April 5, 2005
Editorial

Easter People
by Jan Harris
Christians, by their very nature, are Easter people. We are people whose lives are dependent upon on the sacrifice, death, and resurrection of Jesus Christ, our Lord and Savior. Our faith is celebrated in the great high holy days of Easter, and epitomized in the way we greet each other on Easter morning:

"Christ is risen!"

"He is risen indeed!"

Christians, throughout the ages, and still today, rejoice in Easter as a celebration of life: the coming back to life of the One who said, "I am the Way, the Truth and the Life."

The Easter season lasts fifty days, till the day of Pentecost -- (literally: count fifty) -- which was a Jewish Holy Day and, since the resurrection of Jesus, has been celebrated by Christians. This is a time when we are reminded, through Scripture readings, songs, homilies, and by each other, of the most important event in our history: the resurrection of Jesus, the Christ.

As Easter people, we are reminded every time we partake of the Supper of the Lamb -- whether we call it the Lord’s Supper, Communion or Eucharist -- of who we are. And who are we? We are the redeemed, the ones who have been saved by the life of another, the people who are "running the race," as Paul says, "for the prize of our high calling in Christ Jesus."

And when our race is over, we will join those -- that great cloud of witnesses, the communion of saints -- who are with their Lord in the kingdom of heaven.

I am reminded, as I kneel at the Communion rail, of the invisible crowd in heaven who have gone before me, and who rejoice with all the faithful on earth every time they celebrate the Lord's Supper together.

Frederick Buechner, pondering on those people who meant so much to us, but who have passed on, expresses it this way in Sacred Journey:

How they do live on, those giants of our childhood, and how well they manage to take even death in their stride because although death can put an end to them right enough, it can never put an end to our relationship with them. Wherever or however else they may have come to live since, it is beyond a doubt that they live still in us. Memory is more than looking back to a time that is no longer; it is a looking out into another kind of time altogether where everything that ever was continues not just to be, but to grow and change with the life that is in it still. The people we loved. The people who loved us. The people who, for good or ill, taught us things. Dead and gone they may be, as we come to understand them in new ways, it is as though they come to understand us -- and through them we come to understand ourselves -- in new ways too.1
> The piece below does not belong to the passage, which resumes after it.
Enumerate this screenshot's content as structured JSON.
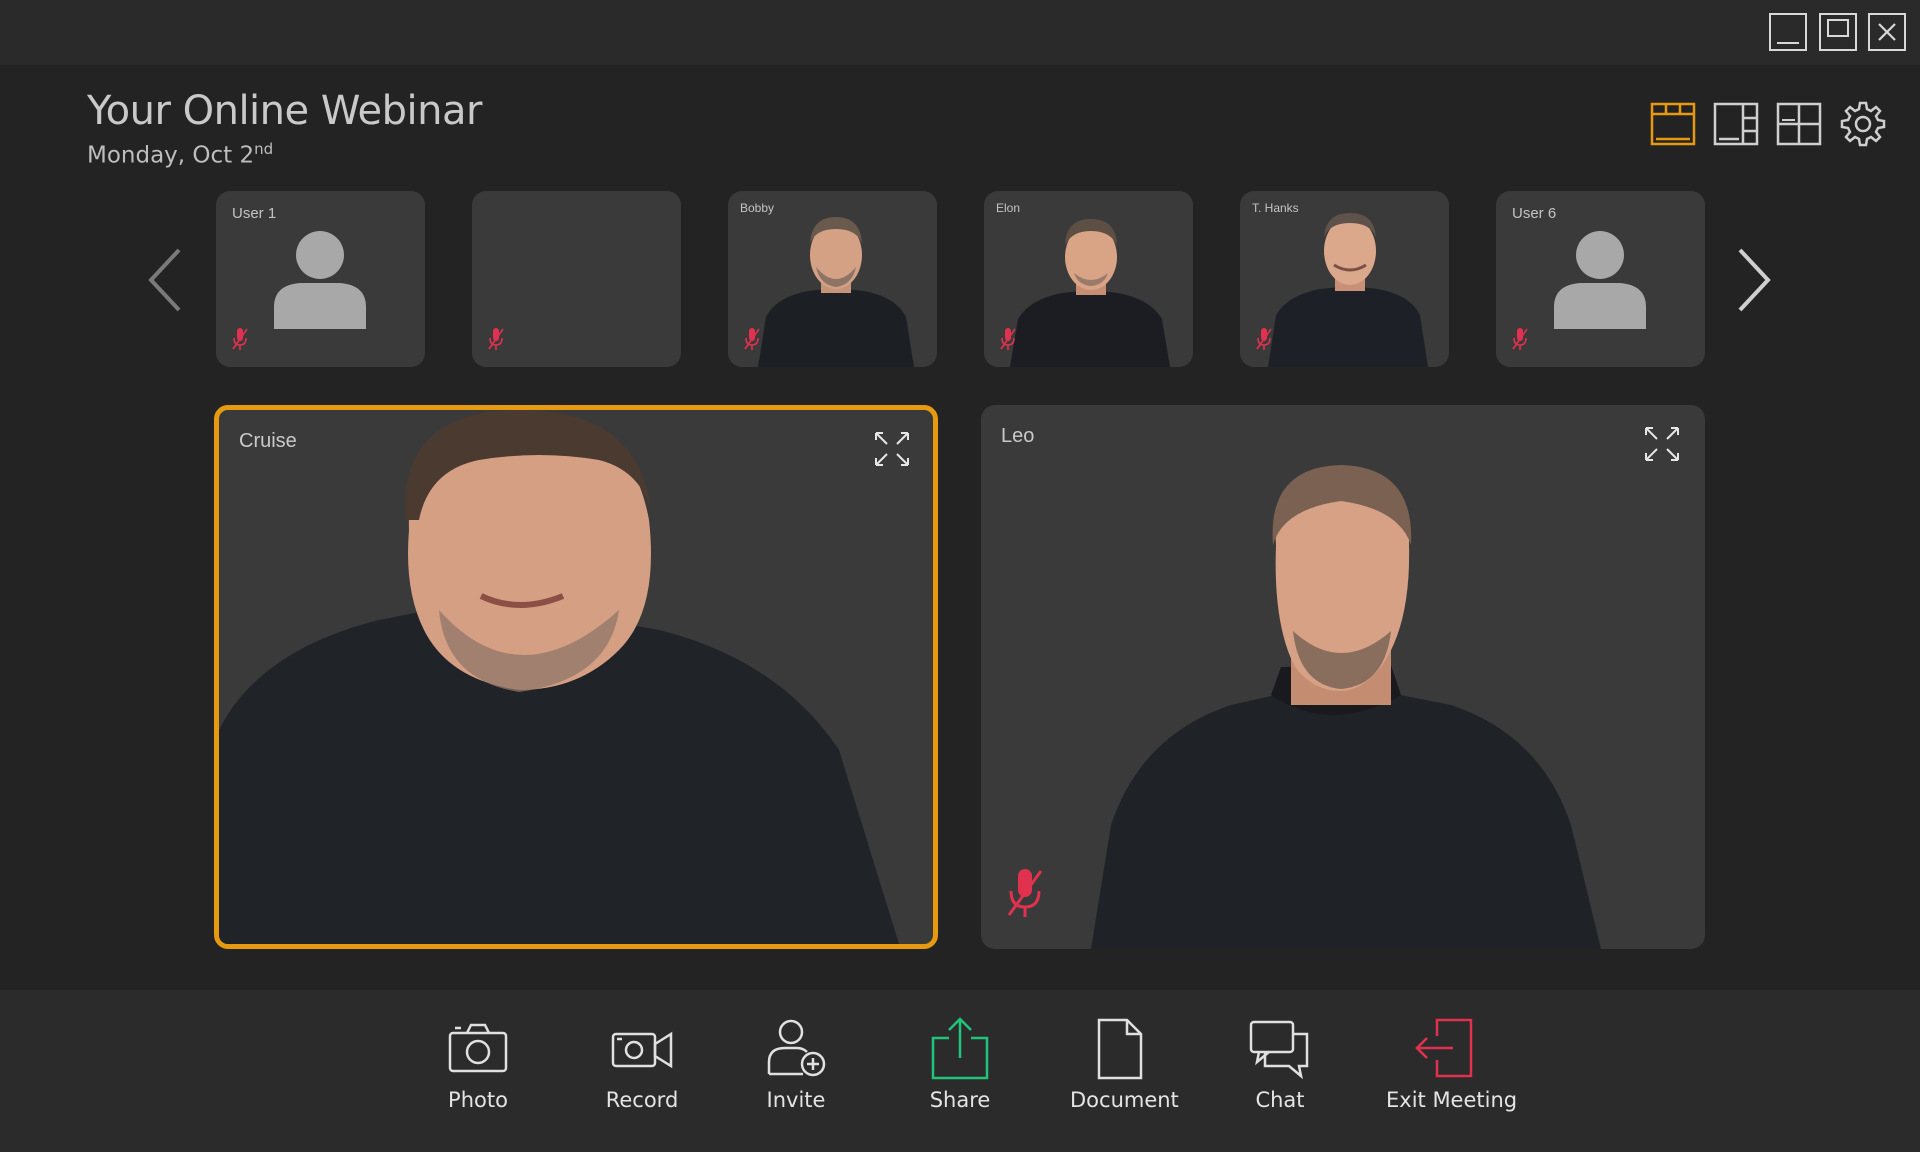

Buechner raises some very important points in this passage: things for us to reflect on during this season of rejoicing in the resurrected life of Jesus. He reminds us that there is more to life than this physical one that we are living, wonderful as it is. And that we do not know the impact we have on the lives of others, or on the impact those people have on us.

He continues:

Who knows what "the communion of saints" means, but surely it means more than just that we are all haunted by ghosts because they are not ghosts, these people we once knew, not just echoes of voices that have years since ceased to speak, but saints in the sense that through them something of the power and richness of life itself not only touched us once long ago, but continues to touch us. They have their own business to get on with now, I assume -- "increasing in knowledge and love of Thee," says the Book of Common Prayer, and moving "from strength to strength," which sounds like business enough for anybody -- and one imagines all of us on this shore fading for them as they journey ahead toward whatever new shore may await them; but it is as if they carry something of us on their way as we assuredly carry something of them on ours.2

What does all this mean to us? What does it have to do with Easter and the resurrection of Christ? What, especially, does it have to do with our modern, secular, materialistic world, and our everyday lives?

Perhaps it is a call to us to be aware of the preciousness of each human life with whom we come into contact. Jesus, in his earthly life, truly noticed people -- the big and the small, the sinner and the saint. He showed us a way to triumph through humility, to win by losing, to live by dying. And perhaps, as we take up our cross and follow him, our lives as Easter people will carry on what our Lord began so long ago when, for love's sake, death was vanquished by life everlasting.

1. Frederick Buechner, The Sacred Journey (New York: Harper & Row, 1982), p. 21.
2. Ibid., p. 22.